# [EXERCISE BRIEF]
Your answer must be the full set of records, repeated exactly.

# [EXTRACTED MATERIAL]
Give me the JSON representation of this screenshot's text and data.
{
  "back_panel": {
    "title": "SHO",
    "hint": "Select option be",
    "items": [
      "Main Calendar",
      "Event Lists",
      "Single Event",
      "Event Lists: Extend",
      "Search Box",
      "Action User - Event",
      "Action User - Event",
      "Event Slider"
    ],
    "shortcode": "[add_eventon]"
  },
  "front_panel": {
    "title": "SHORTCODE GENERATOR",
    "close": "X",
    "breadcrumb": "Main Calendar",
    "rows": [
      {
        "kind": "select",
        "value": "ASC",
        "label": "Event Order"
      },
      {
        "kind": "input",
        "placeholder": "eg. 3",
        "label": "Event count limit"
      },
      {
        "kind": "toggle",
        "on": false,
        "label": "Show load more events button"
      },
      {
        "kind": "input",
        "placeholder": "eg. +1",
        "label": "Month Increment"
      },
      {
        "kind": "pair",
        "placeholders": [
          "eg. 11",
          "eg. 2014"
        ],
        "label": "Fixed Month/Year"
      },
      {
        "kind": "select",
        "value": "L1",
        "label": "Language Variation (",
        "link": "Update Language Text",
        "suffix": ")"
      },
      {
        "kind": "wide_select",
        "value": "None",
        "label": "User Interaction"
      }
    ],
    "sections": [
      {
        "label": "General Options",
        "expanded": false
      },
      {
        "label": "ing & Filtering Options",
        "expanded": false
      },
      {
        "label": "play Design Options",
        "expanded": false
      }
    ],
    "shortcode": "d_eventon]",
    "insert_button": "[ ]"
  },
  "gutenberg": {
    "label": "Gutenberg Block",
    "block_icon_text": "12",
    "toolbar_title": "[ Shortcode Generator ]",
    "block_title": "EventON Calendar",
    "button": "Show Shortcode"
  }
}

# [WRITTEN RESPONSE]
Give me the JSON representation of this screenshot's text and data.
{
  "back_panel": {
    "title": "SHO",
    "hint": "Select option be",
    "items": [
      "Main Calendar",
      "Event Lists",
      "Single Event",
      "Event Lists: Extend",
      "Search Box",
      "Action User - Event",
      "Action User - Event",
      "Event Slider"
    ],
    "shortcode": "[add_eventon]"
  },
  "front_panel": {
    "title": "SHORTCODE GENERATOR",
    "close": "X",
    "breadcrumb": "Main Calendar",
    "rows": [
      {
        "kind": "select",
        "value": "ASC",
        "label": "Event Order"
      },
      {
        "kind": "input",
        "placeholder": "eg. 3",
        "label": "Event count limit"
      },
      {
        "kind": "toggle",
        "on": false,
        "label": "Show load more events button"
      },
      {
        "kind": "input",
        "placeholder": "eg. +1",
        "label": "Month Increment"
      },
      {
        "kind": "pair",
        "placeholders": [
          "eg. 11",
          "eg. 2014"
        ],
        "label": "Fixed Month/Year"
      },
      {
        "kind": "select",
        "value": "L1",
        "label": "Language Variation (",
        "link": "Update Language Text",
        "suffix": ")"
      },
      {
        "kind": "wide_select",
        "value": "None",
        "label": "User Interaction"
      }
    ],
    "sections": [
      {
        "label": "General Options",
        "expanded": false
      },
      {
        "label": "ing & Filtering Options",
        "expanded": false
      },
      {
        "label": "play Design Options",
        "expanded": false
      }
    ],
    "shortcode": "d_eventon]",
    "insert_button": "[ ]"
  },
  "gutenberg": {
    "label": "Gutenberg Block",
    "block_icon_text": "12",
    "toolbar_title": "[ Shortcode Generator ]",
    "block_title": "EventON Calendar",
    "button": "Show Shortcode"
  }
}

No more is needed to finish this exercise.